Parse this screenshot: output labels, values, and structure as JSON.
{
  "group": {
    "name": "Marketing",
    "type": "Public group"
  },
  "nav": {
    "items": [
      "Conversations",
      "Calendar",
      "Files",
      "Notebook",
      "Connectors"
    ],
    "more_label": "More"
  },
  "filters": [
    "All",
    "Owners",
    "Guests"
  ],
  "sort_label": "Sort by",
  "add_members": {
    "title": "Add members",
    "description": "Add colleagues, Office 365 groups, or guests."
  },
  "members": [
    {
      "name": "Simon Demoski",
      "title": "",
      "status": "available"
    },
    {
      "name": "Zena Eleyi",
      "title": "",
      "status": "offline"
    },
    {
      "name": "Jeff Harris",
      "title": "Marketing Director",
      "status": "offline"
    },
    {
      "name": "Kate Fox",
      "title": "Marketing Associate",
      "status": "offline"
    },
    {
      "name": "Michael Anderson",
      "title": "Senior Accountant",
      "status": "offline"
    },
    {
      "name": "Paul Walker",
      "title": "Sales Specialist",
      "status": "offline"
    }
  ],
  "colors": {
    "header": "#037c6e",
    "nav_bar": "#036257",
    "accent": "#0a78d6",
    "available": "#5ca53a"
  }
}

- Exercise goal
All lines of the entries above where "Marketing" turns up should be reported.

- Result of this exercise
    "name": "Marketing",
      "title": "Marketing Director",
      "title": "Marketing Associate",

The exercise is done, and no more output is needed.